GERMANY – Investors struggling to commit capital to residential real estate in growth cities can generate comparable income yields by targeting cities with declining populations and lower GDP, according to Patrizia, the German property firm.

A cluster analysis performed for the German market by research head Marcus Cieleback found significantly stronger upward rental momentum in cities with growing populations – an average 12.6% over five years, compared with 8.4% for those with shrinking populations.

But although anticipated rental increases as a result of short supply were lower than those for growth cities, lower asset prices provided sufficient compensation for investors to expand their focus. 

City-specific upward GDP trends have focused demand on prime assets.

But residential supply will continue to be unequal to demand, driven by demographic growth in the medium term, with low yields as a result of rampant investor demand.

Meanwhile, although Munich posted the highest rents for new units, followed by Frankfurt and Hamburg, the greatest rental increases – those above 5% – were in the smaller cities of Coburg, Speyer and Amberg.

However, Patrizia warned that the findings only applied to new prime assets.

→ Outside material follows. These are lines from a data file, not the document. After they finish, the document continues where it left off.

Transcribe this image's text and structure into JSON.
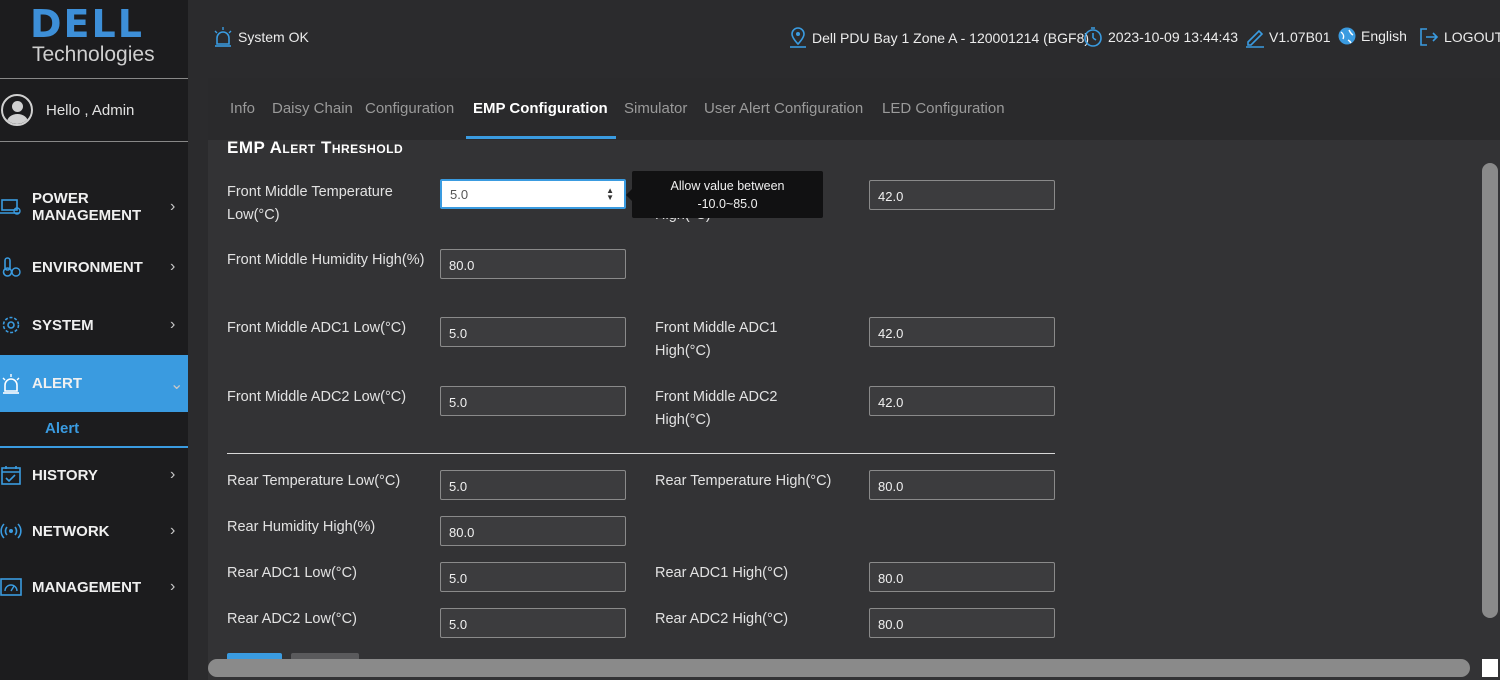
{
  "brand": {
    "dell": "DELL",
    "technologies": "Technologies"
  },
  "user": {
    "greeting": "Hello , Admin"
  },
  "sidebar": {
    "items": [
      {
        "label": "POWER MANAGEMENT",
        "icon": "laptop-icon"
      },
      {
        "label": "ENVIRONMENT",
        "icon": "thermometer-icon"
      },
      {
        "label": "SYSTEM",
        "icon": "gear-icon"
      },
      {
        "label": "ALERT",
        "icon": "alarm-light-icon",
        "active": true
      },
      {
        "label": "HISTORY",
        "icon": "calendar-check-icon"
      },
      {
        "label": "NETWORK",
        "icon": "broadcast-icon"
      },
      {
        "label": "MANAGEMENT",
        "icon": "dashboard-icon"
      }
    ],
    "sub_item": "Alert"
  },
  "header": {
    "status": "System OK",
    "location": "Dell PDU Bay 1 Zone A - 120001214 (BGF8)",
    "datetime": "2023-10-09 13:44:43",
    "version": "V1.07B01",
    "language": "English",
    "logout": "LOGOUT"
  },
  "tabs": [
    {
      "label": "Info"
    },
    {
      "label": "Daisy Chain"
    },
    {
      "label": "Configuration"
    },
    {
      "label": "EMP Configuration",
      "active": true
    },
    {
      "label": "Simulator"
    },
    {
      "label": "User Alert Configuration"
    },
    {
      "label": "LED Configuration"
    }
  ],
  "section_title": "EMP Alert Threshold",
  "fields": {
    "front_temp_low": {
      "label": "Front Middle Temperature Low(°C)",
      "value": "5.0"
    },
    "front_temp_high": {
      "label": "Front Middle Temperature High(°C)",
      "value": "42.0"
    },
    "front_humidity_high": {
      "label": "Front Middle Humidity High(%)",
      "value": "80.0"
    },
    "front_adc1_low": {
      "label": "Front Middle ADC1 Low(°C)",
      "value": "5.0"
    },
    "front_adc1_high": {
      "label": "Front Middle ADC1 High(°C)",
      "value": "42.0"
    },
    "front_adc2_low": {
      "label": "Front Middle ADC2 Low(°C)",
      "value": "5.0"
    },
    "front_adc2_high": {
      "label": "Front Middle ADC2 High(°C)",
      "value": "42.0"
    },
    "rear_temp_low": {
      "label": "Rear Temperature Low(°C)",
      "value": "5.0"
    },
    "rear_temp_high": {
      "label": "Rear Temperature High(°C)",
      "value": "80.0"
    },
    "rear_humidity_high": {
      "label": "Rear Humidity High(%)",
      "value": "80.0"
    },
    "rear_adc1_low": {
      "label": "Rear ADC1 Low(°C)",
      "value": "5.0"
    },
    "rear_adc1_high": {
      "label": "Rear ADC1 High(°C)",
      "value": "80.0"
    },
    "rear_adc2_low": {
      "label": "Rear ADC2 Low(°C)",
      "value": "5.0"
    },
    "rear_adc2_high": {
      "label": "Rear ADC2 High(°C)",
      "value": "80.0"
    }
  },
  "tooltip": {
    "line1": "Allow value between",
    "line2": "-10.0~85.0"
  },
  "colors": {
    "accent": "#3a9be0",
    "sidebar_bg": "#1c1c1e",
    "panel_bg": "#333335"
  }
}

Average rents are higher in urban markets with new prime residential developments – an indication, according to the researchers, that rental levels "play quite an important role" in building activity.

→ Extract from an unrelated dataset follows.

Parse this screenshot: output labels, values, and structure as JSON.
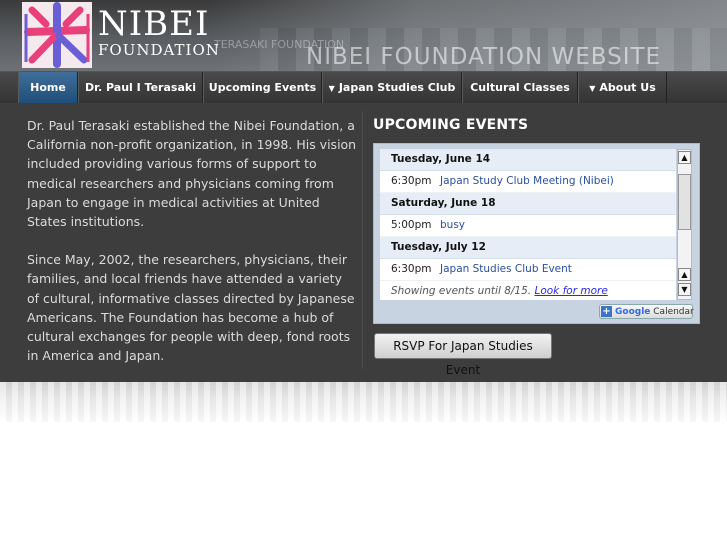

Cieleback added that the analysis showed the significance of qualitative housing needs because, even where the overall population is in decline, there is evidence of rental increase at the high end.

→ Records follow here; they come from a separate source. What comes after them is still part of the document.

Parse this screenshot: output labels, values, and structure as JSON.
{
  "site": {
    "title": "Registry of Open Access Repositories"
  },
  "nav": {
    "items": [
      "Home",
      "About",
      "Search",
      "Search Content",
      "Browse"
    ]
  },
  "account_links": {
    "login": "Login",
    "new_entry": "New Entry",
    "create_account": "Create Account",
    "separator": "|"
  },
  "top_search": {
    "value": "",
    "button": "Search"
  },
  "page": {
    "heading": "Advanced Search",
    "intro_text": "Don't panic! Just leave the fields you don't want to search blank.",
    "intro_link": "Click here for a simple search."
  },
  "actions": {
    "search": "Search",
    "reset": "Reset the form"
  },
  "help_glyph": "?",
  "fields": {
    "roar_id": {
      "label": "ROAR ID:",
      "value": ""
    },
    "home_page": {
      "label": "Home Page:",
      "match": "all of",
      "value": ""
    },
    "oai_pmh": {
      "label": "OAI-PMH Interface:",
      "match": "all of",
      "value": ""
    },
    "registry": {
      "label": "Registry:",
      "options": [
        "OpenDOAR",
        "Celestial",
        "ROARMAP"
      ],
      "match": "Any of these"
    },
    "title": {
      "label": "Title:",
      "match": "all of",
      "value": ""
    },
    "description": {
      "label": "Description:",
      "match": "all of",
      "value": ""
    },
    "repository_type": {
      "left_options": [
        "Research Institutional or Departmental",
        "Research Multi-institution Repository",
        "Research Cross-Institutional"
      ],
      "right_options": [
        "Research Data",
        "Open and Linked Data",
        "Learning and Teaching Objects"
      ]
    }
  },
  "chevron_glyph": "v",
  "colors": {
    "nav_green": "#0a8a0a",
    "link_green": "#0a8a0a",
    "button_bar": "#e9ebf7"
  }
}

"Currently, this is a trend that gets little consideration in the investment behaviour of many institutional investors," the report said.